Rewarded by Dan Llywelyn Hall with a bottle of Welsh whisky from the Penderyn distillery and holding a glass of red wine for immediate consumption, Johnny Johnson took to his feet and stood in front of the main portrait as the people gathered in the gallery applauded his spirit and his evident determination to keep the 617 narrative in the public eye.

Afterwards, he slowly walked round the portraits, looking hard into the other 132 faces and seeing there things which the rest of us, spared the searing of that Dambuster night, can only guess at.

 

Eder Dam ceremony brings nations together

A remarkable event commemorating the 75th anniversary of the Dams Raid took place at the Eder Dam in Germany on 17 May. It was organised by the local Dambusters Museum Germany, directed by Herr Oliver Köhler.

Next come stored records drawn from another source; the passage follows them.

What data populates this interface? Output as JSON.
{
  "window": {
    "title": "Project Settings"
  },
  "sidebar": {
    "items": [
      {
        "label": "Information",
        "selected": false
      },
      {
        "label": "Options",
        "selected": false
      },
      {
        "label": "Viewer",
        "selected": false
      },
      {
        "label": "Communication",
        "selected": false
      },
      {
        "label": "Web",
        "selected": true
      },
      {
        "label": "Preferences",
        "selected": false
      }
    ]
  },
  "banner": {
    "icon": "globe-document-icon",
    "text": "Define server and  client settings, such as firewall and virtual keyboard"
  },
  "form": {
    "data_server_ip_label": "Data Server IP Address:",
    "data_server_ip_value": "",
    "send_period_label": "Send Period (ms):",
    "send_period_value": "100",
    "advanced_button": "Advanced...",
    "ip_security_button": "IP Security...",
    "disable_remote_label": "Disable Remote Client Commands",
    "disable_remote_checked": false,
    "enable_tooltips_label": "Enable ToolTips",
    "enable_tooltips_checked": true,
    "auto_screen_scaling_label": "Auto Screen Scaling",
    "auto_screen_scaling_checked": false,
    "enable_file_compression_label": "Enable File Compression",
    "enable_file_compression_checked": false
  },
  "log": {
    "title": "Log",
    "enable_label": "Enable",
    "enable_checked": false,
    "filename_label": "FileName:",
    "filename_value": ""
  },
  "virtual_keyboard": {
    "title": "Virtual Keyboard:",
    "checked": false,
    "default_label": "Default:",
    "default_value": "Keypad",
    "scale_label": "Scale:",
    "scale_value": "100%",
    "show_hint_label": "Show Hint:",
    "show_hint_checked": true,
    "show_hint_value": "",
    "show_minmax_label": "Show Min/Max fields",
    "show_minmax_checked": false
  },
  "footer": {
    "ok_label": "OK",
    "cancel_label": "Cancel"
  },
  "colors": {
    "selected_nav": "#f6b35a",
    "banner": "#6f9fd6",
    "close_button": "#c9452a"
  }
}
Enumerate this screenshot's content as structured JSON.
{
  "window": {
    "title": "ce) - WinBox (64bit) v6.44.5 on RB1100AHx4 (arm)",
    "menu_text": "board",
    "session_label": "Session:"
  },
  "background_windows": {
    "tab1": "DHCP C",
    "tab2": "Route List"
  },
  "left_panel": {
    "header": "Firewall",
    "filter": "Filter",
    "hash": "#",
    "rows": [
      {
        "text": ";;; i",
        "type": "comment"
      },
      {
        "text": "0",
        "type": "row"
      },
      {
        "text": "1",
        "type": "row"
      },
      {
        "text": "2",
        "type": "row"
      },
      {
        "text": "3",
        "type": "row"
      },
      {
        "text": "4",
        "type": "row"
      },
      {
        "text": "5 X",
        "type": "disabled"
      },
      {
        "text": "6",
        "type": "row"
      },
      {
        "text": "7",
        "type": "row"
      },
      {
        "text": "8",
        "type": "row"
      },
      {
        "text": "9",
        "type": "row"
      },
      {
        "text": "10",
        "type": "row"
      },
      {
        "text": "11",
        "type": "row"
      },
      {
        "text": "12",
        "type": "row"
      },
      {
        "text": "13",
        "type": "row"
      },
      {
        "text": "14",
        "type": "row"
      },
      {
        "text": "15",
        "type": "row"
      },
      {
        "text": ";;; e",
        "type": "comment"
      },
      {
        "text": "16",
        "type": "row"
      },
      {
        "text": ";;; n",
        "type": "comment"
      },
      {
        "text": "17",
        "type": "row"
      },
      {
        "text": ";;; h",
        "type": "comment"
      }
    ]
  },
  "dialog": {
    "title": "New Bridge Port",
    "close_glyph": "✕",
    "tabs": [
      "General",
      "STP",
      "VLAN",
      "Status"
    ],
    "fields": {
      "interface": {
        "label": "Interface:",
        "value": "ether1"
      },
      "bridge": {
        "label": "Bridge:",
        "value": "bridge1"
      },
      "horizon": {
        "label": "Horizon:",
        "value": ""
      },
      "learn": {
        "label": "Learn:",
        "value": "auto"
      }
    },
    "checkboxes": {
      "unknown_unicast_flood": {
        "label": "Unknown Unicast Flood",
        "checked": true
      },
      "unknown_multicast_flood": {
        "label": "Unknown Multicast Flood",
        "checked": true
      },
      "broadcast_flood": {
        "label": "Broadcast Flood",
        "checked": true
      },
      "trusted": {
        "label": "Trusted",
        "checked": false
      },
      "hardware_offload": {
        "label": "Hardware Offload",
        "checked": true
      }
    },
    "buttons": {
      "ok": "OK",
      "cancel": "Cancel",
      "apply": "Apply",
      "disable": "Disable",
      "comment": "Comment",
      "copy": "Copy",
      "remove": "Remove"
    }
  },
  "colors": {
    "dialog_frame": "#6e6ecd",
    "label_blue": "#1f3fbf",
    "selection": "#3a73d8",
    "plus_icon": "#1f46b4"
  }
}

Representatives of the services from the wartime Allied countries saluting during the ceremony.

Minister of Justice, Ms Eva-Kühne Hörmann, representing the regional government of Hesse.

Group Captain Smith speaking on behalf of the British Embassy.

Herr Stegner, representative of local Liberal Party, Waldeck.

Rev Downes, military chaplain, British army.

Band of the Royal Artillery, British army.

Plaque placed on the Eder Dam.

Herr Oliver Köhler, Director, Dambuster Museum, Germany.

All pictures © Wim Govaerts. 

 

Plaques for three Dambusters unveiled

The BBMF Lancaster PA474 flew over Bill Townsend’s childhood home in Chepstow. [Pic: George Foster]

Crowds turned out in three separate parts of the UK last week as the childhood homes of three men who flew on the Dams Raid were honoured with plaques to mark the 75th anniversary of the raid.

Chepstow, Gwent: Flt Sgt Bill Townsend DFM (Pilot: AJ-O)

Pics: George Foster

Hildenborough, Kent: Flg Off Brian Goodale DFC (Wireless operator, AJ-L)

Centre of picture, Mrs Vera Goodale, widow of Brian Goodale. She is flanked by Howard and Joy Dowling of Hildenborough History Society. [Pic: Simon Goodale]

Leytonstone, London E11: Sgt Douglas Webb (Front gunner, AJ-O)

Pic: Yahya El-Droubie

Families gather to open new AJ-A memorial

Members of the families of the crew of AJ-A join with Jan and Macy van Dalen and John Bell of the 617 Squadron Association after the unveiling of the memorial at Castricum aan Zee on the Dutch coast. This was the aircraft piloted by Sqn Ldr Melvin Young on the night of the Dams Raid. It was the fourth to attack the Mohne Dam and caused the initial breach which led to its collapse.

The monument was unveiled by Belinda Brown, cousin of front gunner Gordon Yeo, the youngest member of the crew and Geoffrey Sturr, nephew of Melvin Young, the pilot.

Two Dambuster daughters. Left, Jill Owen (née Nichols), daughter of Sgt Laurie Nichols, and Angela McDonnold (née MacCausland) daughter of Flg Off Vincent MacCausland.

The Young and Ibbotson families in the cemetery in the nearby town of Bergen where the crew is buried.

Len and Sandra Brown, representing the family of Charles Roberts.

The family of Gordon Yeo.

Angela McDonnold (née MacCausland)

Photos: 617 Squadron Netherlands Aircrew Memorial Foundation/Dambusters Blog